If anyone wonders about this in more general terms, just think about the second half of the Decalogue (commandments five through ten).  The Decalogue is made up of 4 commandments related to loving God, and 6 commandments related to loving others.  As the Ten Commandments could function as categories of law that other laws fit into, Jesus’ observation that all the laws hang on the two laws of love makes sense (Mt. 22.37-40).  For example, the law not to murder is the category in which other laws related to abusive treatment might be found.  This is, in fact, what Jesus does in the Sermon on the Mount.  He lodges teaching about anger, hostile speech, and broken relationships in this commandment (Matthew 5.21-26).  Other commandments in the Decalogue (see Exodus 20.12-17) cover honouring parents (a broad category in itself), sexual immorality in general (under the law against adultery), any sort of fraud or theft (under stealing), issues of dishonesty (under bearing false witness), and any wrongful desires (under coveting).  Any breaking of these laws in the second part of the Ten Commandments and the other laws related to each of them would break the law to love one’s neighbour.

The logic, then, of loving others and obeying God’s commandments is foundational for the Old Testament.  As John writes, ‘we love the children of God, when we love God and obey his commandments’ (1 John 5.2).  John actually identifies specific ways in which the heretical faction that has left the church has broken God’s commandments and therefore not been loving towards other believers.  First, he warns against hatred in the community, which he—in light of what was said, above—not surprisingly understands is related to the law against murder instead of the law of love (1 John 3.11-12, 15).  This hatred is defined in terms of not helping those in need in the community (1 John 3.17).  Second, John says that love of the world is sinful, and this is further explained as ‘the desire of the flesh, the desire of the eyes, [and] the pride of riches’ (1 John 2.16).  These three sins also relate to the Decalogue: immorality is related to the commandment not to commit adultery and covering ‘desire of the eyes’ and ‘pride of riches’ is related to the commandment not to covet.  Paul also equated sexual immorality with wronging or exploiting another person (1 Thessalonians 4.3-6).  The law of love is not abstract or left for people to figure out on their own: it is a law that explains the logic of other commandments of God, such as to avoid sexual immorality.
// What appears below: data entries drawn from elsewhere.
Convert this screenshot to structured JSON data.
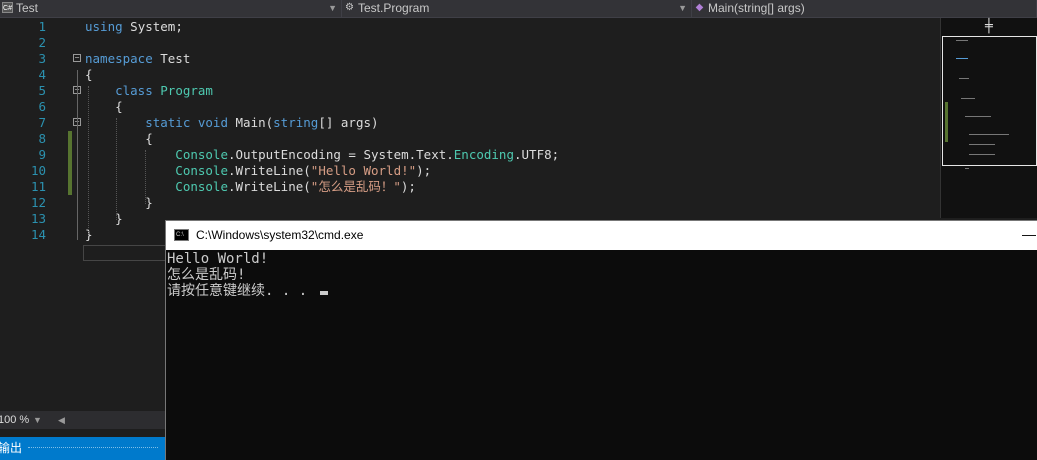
{
  "nav": {
    "project": "Test",
    "class": "Test.Program",
    "member": "Main(string[] args)"
  },
  "editor": {
    "lines": [
      {
        "n": "1",
        "code": [
          {
            "t": "using",
            "c": "kw"
          },
          {
            "t": " System;",
            "c": ""
          }
        ]
      },
      {
        "n": "2",
        "code": []
      },
      {
        "n": "3",
        "code": [
          {
            "t": "namespace",
            "c": "kw"
          },
          {
            "t": " Test",
            "c": ""
          }
        ]
      },
      {
        "n": "4",
        "code": [
          {
            "t": "{",
            "c": ""
          }
        ]
      },
      {
        "n": "5",
        "code": [
          {
            "t": "    class ",
            "c": "kw"
          },
          {
            "t": "Program",
            "c": "ty"
          }
        ]
      },
      {
        "n": "6",
        "code": [
          {
            "t": "    {",
            "c": ""
          }
        ]
      },
      {
        "n": "7",
        "code": [
          {
            "t": "        static void ",
            "c": "kw"
          },
          {
            "t": "Main(",
            "c": ""
          },
          {
            "t": "string",
            "c": "kw"
          },
          {
            "t": "[] args)",
            "c": ""
          }
        ]
      },
      {
        "n": "8",
        "code": [
          {
            "t": "        {",
            "c": ""
          }
        ]
      },
      {
        "n": "9",
        "code": [
          {
            "t": "            Console",
            "c": "ty"
          },
          {
            "t": ".OutputEncoding = System.Text.",
            "c": ""
          },
          {
            "t": "Encoding",
            "c": "ty"
          },
          {
            "t": ".UTF8;",
            "c": ""
          }
        ]
      },
      {
        "n": "10",
        "code": [
          {
            "t": "            Console",
            "c": "ty"
          },
          {
            "t": ".WriteLine(",
            "c": ""
          },
          {
            "t": "\"Hello World!\"",
            "c": "st"
          },
          {
            "t": ");",
            "c": ""
          }
        ]
      },
      {
        "n": "11",
        "code": [
          {
            "t": "            Console",
            "c": "ty"
          },
          {
            "t": ".WriteLine(",
            "c": ""
          },
          {
            "t": "\"怎么是乱码！\"",
            "c": "st"
          },
          {
            "t": ");",
            "c": ""
          }
        ]
      },
      {
        "n": "12",
        "code": [
          {
            "t": "        }",
            "c": ""
          }
        ]
      },
      {
        "n": "13",
        "code": [
          {
            "t": "    }",
            "c": ""
          }
        ]
      },
      {
        "n": "14",
        "code": [
          {
            "t": "}",
            "c": ""
          }
        ]
      }
    ]
  },
  "bottom": {
    "zoom": "100 %",
    "output_tab": "输出"
  },
  "console": {
    "title": "C:\\Windows\\system32\\cmd.exe",
    "minimize": "—",
    "lines": [
      "Hello World!",
      "怎么是乱码!",
      "请按任意键继续. . . "
    ]
  },
  "icons": {
    "class_icon": "class-icon",
    "method_icon": "method-icon",
    "project_icon": "csharp-project-icon"
  }
}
Strange, is it not, that, in our day, people have argued that loving others means not putting commandments on them—not pressing one’s morality on someone else.  Strange, is it not, that acts that Scripture calls sinful are now being permitted, even encouraged, on the grounds that a loving community gives people license to do what they wish as long as it does not (ostensibly) harm someone else.  John would reply to this that there is no separation between God’s commandments and the law to love others.  Sexual immorality—defined Biblically as sex between two persons outside of heterosexual marriage—is in opposition to the law to love one’s neighbour.  Greed and riches that are not used to help those in need are also examples of sin that is not loving towards one’s brother or sister.  John is not saying that the community should learn to love one another by learning to live with their different ethics regarding sex and money.  Rather, he sees these differences as definitive for what it means to be a Christian.  No amount of dialogue to understand each other's differences and still appreciate one another in a so-called Christ-like way would be of any interest to John, who simply understood the other group as not Christians in the first place: 'they went out from us because they were not of us' (1 John 2.19).

In a nutshell, true love for others is a fulfillment of God's commandments for them, not some other kind of love that leaves persons in their sins, let alone encourages them in their sinful ways.